Photo by Sophie Barbasch
Pickle festivals rarely take themselves too seriously--they aim to celebrate the joy and the absurdity that go along with the age-old craft of food preservation. The Ninth Annual New York City International Pickle Day, held this past Sunday on the Lower East Side of Manhattan, was far more ambitious than most other pickle festivals.
Planned by the New York Food museum and co-sponsored by the Lower East Side Business Improvement District, the pickle festival had three important objectives: to recognize the Lower East Side's pickle heritage, to promote the "rebirth" of the Lower East Side, and, of course, to showcase local producers in what is becoming a more and more crowded artisanal foods marketplace each year.
The New York Food Museum addressed the pickle's Lower East Side legacy with timelines and picture displays, as well as with "Pickles: A Time-Space Odyssey," a chart of pickle-themed historical events that stretched as far back as 2400 B.C., when anthropologists believe ancient Mesopotamians first used pickling as a form of food preservation. The Odyssey also covered how Christopher Columbus brought pickles to the New World and how Guss' began a few blocks away from the Pickle Day grounds back in 1910.
"There's some sort of deep connection going on with pickles now," said Katy Tackett, known in the blogosphere as Pickle Freak.
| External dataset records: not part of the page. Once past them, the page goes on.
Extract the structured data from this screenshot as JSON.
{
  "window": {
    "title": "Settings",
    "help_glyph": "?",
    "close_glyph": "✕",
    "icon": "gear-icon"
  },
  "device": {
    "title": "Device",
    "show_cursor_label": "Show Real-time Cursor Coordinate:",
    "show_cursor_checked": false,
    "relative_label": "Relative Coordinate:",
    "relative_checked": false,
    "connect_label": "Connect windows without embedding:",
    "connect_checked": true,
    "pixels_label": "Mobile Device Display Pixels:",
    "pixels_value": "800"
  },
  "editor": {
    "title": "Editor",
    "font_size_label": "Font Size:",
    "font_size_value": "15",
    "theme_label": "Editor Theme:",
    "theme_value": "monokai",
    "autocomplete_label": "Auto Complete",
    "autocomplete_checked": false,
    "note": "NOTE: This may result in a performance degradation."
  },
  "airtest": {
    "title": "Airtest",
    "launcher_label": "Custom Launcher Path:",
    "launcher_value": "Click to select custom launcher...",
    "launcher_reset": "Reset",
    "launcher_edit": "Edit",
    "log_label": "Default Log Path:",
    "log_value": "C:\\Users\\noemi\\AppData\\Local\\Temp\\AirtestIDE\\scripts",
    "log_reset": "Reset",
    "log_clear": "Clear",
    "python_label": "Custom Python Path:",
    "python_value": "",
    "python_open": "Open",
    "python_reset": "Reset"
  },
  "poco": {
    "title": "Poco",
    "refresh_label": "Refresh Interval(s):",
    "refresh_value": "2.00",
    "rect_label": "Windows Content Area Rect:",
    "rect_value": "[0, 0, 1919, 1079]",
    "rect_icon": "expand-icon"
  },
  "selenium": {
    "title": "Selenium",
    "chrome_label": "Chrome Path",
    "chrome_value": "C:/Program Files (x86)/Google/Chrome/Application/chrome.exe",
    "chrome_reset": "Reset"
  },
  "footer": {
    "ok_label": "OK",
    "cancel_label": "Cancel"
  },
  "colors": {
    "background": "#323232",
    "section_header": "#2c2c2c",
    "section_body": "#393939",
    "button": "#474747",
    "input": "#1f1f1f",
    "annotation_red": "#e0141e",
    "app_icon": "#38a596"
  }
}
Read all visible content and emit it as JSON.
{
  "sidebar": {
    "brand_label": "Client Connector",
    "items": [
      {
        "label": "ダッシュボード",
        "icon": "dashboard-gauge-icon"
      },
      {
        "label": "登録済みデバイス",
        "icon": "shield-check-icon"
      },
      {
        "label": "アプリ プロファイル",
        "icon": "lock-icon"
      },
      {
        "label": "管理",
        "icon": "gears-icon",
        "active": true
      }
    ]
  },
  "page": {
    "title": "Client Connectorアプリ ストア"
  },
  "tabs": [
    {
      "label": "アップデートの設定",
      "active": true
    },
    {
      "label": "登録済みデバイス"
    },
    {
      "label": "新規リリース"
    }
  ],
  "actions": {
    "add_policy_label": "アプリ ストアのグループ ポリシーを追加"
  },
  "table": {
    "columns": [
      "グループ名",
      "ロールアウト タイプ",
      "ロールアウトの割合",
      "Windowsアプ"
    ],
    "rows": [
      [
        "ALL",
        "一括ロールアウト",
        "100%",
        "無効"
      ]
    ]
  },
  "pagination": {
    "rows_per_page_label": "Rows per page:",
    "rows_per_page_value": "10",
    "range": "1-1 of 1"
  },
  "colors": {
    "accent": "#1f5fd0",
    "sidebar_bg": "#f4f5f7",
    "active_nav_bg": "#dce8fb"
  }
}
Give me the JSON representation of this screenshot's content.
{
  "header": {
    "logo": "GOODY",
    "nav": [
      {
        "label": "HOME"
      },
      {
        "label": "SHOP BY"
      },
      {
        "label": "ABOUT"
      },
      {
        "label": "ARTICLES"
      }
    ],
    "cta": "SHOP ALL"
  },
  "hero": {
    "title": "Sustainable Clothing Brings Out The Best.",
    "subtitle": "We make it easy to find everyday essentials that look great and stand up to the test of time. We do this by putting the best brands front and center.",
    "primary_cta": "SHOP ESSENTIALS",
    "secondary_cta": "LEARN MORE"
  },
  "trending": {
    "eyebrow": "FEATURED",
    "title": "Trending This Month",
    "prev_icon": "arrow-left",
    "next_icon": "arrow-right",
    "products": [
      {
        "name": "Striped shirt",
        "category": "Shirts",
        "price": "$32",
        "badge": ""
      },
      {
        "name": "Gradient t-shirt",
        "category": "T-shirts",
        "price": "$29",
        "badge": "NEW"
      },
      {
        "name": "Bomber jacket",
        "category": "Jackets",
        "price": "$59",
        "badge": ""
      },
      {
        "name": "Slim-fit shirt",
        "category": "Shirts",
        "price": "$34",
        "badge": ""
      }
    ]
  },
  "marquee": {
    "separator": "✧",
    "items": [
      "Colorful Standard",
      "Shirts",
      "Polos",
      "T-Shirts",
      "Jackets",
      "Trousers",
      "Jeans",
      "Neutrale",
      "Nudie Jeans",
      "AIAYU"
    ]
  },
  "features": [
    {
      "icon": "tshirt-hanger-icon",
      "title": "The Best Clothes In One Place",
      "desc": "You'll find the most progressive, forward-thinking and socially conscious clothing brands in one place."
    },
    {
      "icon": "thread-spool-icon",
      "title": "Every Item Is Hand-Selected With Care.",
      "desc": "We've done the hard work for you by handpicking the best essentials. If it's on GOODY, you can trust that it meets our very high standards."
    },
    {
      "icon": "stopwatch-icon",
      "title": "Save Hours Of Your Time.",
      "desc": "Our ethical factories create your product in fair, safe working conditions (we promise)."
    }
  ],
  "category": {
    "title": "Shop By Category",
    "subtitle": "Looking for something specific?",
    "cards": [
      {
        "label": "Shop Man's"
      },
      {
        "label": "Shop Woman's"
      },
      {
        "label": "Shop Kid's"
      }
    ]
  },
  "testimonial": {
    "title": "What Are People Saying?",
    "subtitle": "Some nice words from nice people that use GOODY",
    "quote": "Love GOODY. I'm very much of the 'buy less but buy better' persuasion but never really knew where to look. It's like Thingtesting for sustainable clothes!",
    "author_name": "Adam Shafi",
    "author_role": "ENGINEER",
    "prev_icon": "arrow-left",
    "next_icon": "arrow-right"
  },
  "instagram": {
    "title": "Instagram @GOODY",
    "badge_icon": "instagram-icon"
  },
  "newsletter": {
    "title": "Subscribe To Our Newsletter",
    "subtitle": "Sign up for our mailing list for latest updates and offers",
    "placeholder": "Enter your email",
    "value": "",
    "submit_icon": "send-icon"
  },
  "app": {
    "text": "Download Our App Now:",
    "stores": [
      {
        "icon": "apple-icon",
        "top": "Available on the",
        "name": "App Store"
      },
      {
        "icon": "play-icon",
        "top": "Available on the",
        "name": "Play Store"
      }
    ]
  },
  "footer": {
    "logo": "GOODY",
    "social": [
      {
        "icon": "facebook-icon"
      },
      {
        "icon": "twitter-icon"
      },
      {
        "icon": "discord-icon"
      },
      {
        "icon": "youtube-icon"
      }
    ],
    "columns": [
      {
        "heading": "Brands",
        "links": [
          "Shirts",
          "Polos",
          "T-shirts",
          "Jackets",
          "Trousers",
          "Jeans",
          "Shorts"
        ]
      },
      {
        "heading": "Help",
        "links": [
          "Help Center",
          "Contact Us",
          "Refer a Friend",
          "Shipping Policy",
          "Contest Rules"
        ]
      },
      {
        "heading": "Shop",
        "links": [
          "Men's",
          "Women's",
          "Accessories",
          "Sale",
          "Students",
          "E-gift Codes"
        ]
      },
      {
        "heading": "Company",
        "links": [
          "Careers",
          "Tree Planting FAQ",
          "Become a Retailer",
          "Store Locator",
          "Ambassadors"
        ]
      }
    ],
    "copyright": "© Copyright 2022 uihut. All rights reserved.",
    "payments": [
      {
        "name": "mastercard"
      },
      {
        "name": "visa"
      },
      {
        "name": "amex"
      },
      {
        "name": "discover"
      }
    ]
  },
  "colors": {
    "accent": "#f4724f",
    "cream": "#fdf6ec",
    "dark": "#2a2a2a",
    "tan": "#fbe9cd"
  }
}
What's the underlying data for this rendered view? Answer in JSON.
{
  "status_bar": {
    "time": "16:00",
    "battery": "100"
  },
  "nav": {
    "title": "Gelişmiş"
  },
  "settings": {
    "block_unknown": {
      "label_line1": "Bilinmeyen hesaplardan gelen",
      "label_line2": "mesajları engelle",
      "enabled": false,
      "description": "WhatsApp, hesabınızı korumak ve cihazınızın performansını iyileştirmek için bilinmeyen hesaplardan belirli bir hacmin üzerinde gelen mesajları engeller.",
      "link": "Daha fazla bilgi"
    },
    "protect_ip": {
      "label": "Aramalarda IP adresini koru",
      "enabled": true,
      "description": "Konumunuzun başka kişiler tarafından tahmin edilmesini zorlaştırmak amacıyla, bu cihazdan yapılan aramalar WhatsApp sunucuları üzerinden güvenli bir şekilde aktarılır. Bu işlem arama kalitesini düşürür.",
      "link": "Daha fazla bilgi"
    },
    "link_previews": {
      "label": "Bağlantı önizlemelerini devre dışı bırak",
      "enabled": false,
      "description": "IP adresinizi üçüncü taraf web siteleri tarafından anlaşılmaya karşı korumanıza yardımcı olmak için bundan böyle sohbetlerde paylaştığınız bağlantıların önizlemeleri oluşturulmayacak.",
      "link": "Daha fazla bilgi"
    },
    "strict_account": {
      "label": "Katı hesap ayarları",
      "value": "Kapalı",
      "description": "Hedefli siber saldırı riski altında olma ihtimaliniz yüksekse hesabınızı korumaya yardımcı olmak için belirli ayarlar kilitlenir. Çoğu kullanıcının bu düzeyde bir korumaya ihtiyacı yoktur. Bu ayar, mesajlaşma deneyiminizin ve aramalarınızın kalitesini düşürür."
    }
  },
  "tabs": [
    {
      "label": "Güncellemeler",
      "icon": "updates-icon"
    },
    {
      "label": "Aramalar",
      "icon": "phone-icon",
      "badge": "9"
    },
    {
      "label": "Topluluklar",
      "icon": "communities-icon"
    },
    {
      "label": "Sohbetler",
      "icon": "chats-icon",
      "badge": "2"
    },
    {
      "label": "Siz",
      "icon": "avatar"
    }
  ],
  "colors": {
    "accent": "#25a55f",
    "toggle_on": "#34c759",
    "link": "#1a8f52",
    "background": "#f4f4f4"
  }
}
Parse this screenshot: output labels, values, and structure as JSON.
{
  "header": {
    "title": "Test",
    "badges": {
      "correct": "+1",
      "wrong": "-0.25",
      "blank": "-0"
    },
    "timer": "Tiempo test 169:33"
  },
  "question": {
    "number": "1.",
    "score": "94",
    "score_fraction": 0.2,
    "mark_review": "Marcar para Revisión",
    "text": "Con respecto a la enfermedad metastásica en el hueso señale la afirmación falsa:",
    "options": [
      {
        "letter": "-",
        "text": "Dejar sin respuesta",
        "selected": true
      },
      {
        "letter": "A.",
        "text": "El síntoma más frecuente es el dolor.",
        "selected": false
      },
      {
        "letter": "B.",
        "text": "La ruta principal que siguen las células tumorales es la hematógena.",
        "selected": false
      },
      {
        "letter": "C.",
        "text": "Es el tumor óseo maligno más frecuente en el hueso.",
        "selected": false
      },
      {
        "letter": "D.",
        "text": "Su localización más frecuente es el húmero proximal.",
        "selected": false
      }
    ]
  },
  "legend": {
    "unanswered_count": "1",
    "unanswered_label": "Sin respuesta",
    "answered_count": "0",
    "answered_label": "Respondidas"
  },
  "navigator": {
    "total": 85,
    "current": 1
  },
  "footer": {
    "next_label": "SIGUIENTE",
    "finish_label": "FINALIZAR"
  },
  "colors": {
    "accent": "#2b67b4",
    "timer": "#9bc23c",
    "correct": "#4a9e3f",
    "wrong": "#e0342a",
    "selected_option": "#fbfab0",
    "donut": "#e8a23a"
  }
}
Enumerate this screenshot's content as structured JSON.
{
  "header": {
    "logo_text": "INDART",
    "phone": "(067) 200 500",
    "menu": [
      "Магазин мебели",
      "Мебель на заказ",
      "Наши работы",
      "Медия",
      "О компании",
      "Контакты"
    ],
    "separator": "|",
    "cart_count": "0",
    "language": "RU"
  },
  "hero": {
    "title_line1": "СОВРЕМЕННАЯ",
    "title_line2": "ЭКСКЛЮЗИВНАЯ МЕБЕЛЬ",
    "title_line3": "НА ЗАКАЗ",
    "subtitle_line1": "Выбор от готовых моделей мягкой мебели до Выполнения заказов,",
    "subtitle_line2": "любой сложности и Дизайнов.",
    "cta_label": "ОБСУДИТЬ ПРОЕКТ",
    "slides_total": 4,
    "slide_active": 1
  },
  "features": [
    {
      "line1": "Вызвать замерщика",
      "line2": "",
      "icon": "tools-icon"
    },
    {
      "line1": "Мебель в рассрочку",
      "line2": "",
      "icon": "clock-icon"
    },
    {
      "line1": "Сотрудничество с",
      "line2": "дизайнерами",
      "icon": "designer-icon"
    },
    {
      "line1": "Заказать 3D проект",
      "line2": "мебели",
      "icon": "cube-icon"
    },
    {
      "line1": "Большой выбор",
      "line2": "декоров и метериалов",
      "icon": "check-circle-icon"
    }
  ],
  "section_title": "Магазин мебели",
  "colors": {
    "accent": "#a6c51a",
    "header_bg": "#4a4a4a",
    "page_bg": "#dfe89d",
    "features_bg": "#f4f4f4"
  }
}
Despite its lofty goals, Pickle Day was rife with the usual pickle fanfare. Horman's Best Pickles were back for another year serving pickles on a stick, while children had half sours painted on their faces and roaming costumed kosher dills entertained the lines of attendees. The usual chocolate-covered pickles were present, and Peanut Butter & Co. served peanut butter and pickle sandwiches to eager and hungry pickle enthusiasts. The homemade pickle ice cream of last year, however, was conspicuously absent. So, too, was the musical quartet that blows pickle brine bubbles.
Nevertheless, with its bike valet sponsored by Transportation Alternatives, a plethora of free samples, plus hip and ironic t-shirts and buttons, Pickle Day was, if anything, a celebration of the youthfulness and recent novelty of home preservation in a street fair well suited to the Millenial Generation.
"There's some sort of deep connection going on with pickles now," said Katy Tackett, known in the blogosphere as Pickle Freak. "It's a result of the dovetailing of the economic recession and the make-it-yourself movement coming out of Brooklyn," added Jen Catto, another pickle blogger known as Pickle Girl. Or as Liz Alpern, pickle lover and Jewish food enthusiast, put it, "there's an upsurge of food production from people my own age and I f--ing love it."
Photo by Sophie Barbasch
Like any industry event, the familiar faces--such as Rick from Rick's Picks and the McClure's Pickles guys--were there showcasing their innovative products, including Rick's Smokra (smoked paprika okra pickles) and McClure's spicy pickles. Adamah, the non-profit Jewish farm from Falls Village, Connecticut, whose slogan--"Young Jewish Farmers Changing the World One Pickle at a Time"--produced its fair share of smirks, was back again with their Old World-inspired lacto-fermented full sours and half-sours, reminding festival goers that the Jewish pickle tradition is alive and kicking.